Segment Start: Stored data
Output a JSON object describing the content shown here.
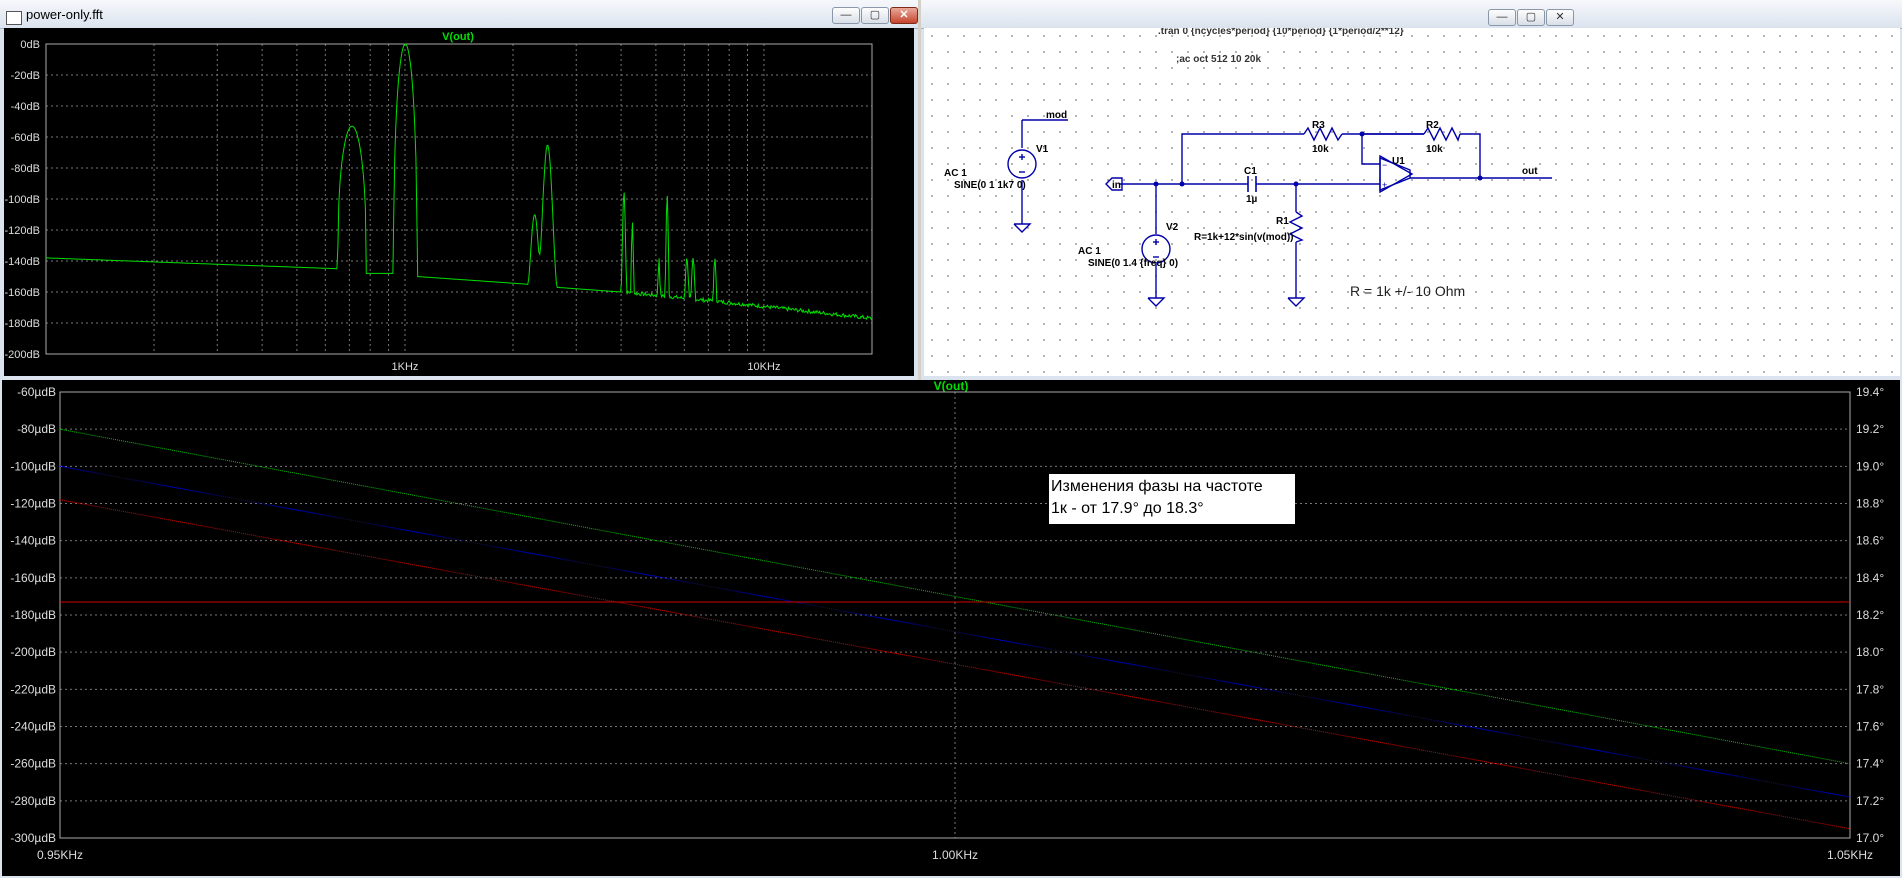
{
  "fft_window": {
    "title": "power-only.fft",
    "trace_name": "V(out)",
    "y_ticks": [
      "0dB",
      "-20dB",
      "-40dB",
      "-60dB",
      "-80dB",
      "-100dB",
      "-120dB",
      "-140dB",
      "-160dB",
      "-180dB",
      "-200dB"
    ],
    "x_ticks": [
      "1KHz",
      "10KHz"
    ],
    "trace_color": "#00e000",
    "controls": {
      "minimize": "—",
      "maximize": "▢",
      "close": "✕"
    }
  },
  "schematic_window": {
    "directives": [
      ".tran 0 {ncycles*period} {10*period} {1*period/2**12}",
      ";ac oct 512 10 20k"
    ],
    "labels": {
      "mod": "mod",
      "v1": "V1",
      "v1_ac": "AC 1",
      "v1_sine": "SINE(0 1 1k7 0)",
      "in": "in",
      "v2": "V2",
      "v2_ac": "AC 1",
      "v2_sine": "SINE(0 1.4 {freq} 0)",
      "c1": "C1",
      "c1_val": "1µ",
      "r1": "R1",
      "r1_val": "R=1k+12*sin(v(mod))",
      "r3": "R3",
      "r3_val": "10k",
      "r2": "R2",
      "r2_val": "10k",
      "u1": "U1",
      "out": "out"
    },
    "note": "R = 1k +/- 10 Ohm",
    "wire_color": "#0000aa",
    "controls": {
      "minimize": "—",
      "maximize": "▢",
      "close": "✕"
    }
  },
  "ac_window": {
    "trace_name": "V(out)",
    "y_left_ticks": [
      "-60µdB",
      "-80µdB",
      "-100µdB",
      "-120µdB",
      "-140µdB",
      "-160µdB",
      "-180µdB",
      "-200µdB",
      "-220µdB",
      "-240µdB",
      "-260µdB",
      "-280µdB",
      "-300µdB"
    ],
    "y_right_ticks": [
      "19.4°",
      "19.2°",
      "19.0°",
      "18.8°",
      "18.6°",
      "18.4°",
      "18.2°",
      "18.0°",
      "17.8°",
      "17.6°",
      "17.4°",
      "17.2°",
      "17.0°"
    ],
    "x_ticks": [
      "0.95KHz",
      "1.00KHz",
      "1.05KHz"
    ],
    "annotation": [
      "Изменения фазы на частоте",
      "1к - от 17.9° до 18.3°"
    ]
  },
  "chart_data": [
    {
      "type": "line",
      "title": "V(out)",
      "xscale": "log",
      "xlim": [
        100,
        20000
      ],
      "ylim": [
        -200,
        0
      ],
      "yunit": "dB",
      "grid": true,
      "series": [
        {
          "name": "V(out)",
          "color": "#00e000",
          "peaks": [
            {
              "f_start": 650,
              "f_end": 780,
              "level": -53,
              "kind": "round"
            },
            {
              "f_start": 930,
              "f_end": 1080,
              "level": 0,
              "kind": "round"
            },
            {
              "f_start": 2350,
              "f_end": 2650,
              "level": -65,
              "kind": "spike"
            },
            {
              "f_start": 2200,
              "f_end": 2400,
              "level": -110,
              "kind": "spike"
            },
            {
              "f_start": 4000,
              "f_end": 4150,
              "level": -95,
              "kind": "spike"
            },
            {
              "f_start": 4250,
              "f_end": 4350,
              "level": -115,
              "kind": "spike"
            },
            {
              "f_start": 5300,
              "f_end": 5450,
              "level": -97,
              "kind": "spike"
            },
            {
              "f_start": 5050,
              "f_end": 5150,
              "level": -138,
              "kind": "spike"
            },
            {
              "f_start": 6000,
              "f_end": 6200,
              "level": -138,
              "kind": "spike"
            },
            {
              "f_start": 6250,
              "f_end": 6450,
              "level": -138,
              "kind": "spike"
            },
            {
              "f_start": 7200,
              "f_end": 7400,
              "level": -138,
              "kind": "spike"
            }
          ],
          "floor": [
            [
              100,
              -138
            ],
            [
              650,
              -145
            ],
            [
              780,
              -148
            ],
            [
              930,
              -148
            ],
            [
              1080,
              -150
            ],
            [
              2200,
              -155
            ],
            [
              2650,
              -157
            ],
            [
              4000,
              -160
            ],
            [
              7400,
              -166
            ],
            [
              20000,
              -177
            ]
          ]
        }
      ]
    },
    {
      "type": "line",
      "title": "V(out)",
      "xlim": [
        950,
        1050
      ],
      "ylim": [
        -300,
        -60
      ],
      "ylim_right": [
        17.0,
        19.4
      ],
      "grid": true,
      "series": [
        {
          "name": "",
          "color": "#00c000",
          "axis": "left",
          "points": [
            [
              950,
              -80
            ],
            [
              1050,
              -260
            ]
          ]
        },
        {
          "name": "",
          "color": "#0000cc",
          "axis": "left",
          "points": [
            [
              950,
              -100
            ],
            [
              1050,
              -278
            ]
          ]
        },
        {
          "name": "",
          "color": "#cc0000",
          "axis": "left",
          "points": [
            [
              950,
              -118
            ],
            [
              1050,
              -295
            ]
          ]
        },
        {
          "name": "",
          "color": "#cc0000",
          "axis": "left",
          "points": [
            [
              950,
              -173
            ],
            [
              1050,
              -173
            ]
          ]
        }
      ]
    }
  ]
}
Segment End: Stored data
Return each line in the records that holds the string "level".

              "level": -53,
              "level": 0,
              "level": -65,
              "level": -110,
              "level": -95,
              "level": -115,
              "level": -97,
              "level": -138,
              "level": -138,
              "level": -138,
              "level": -138,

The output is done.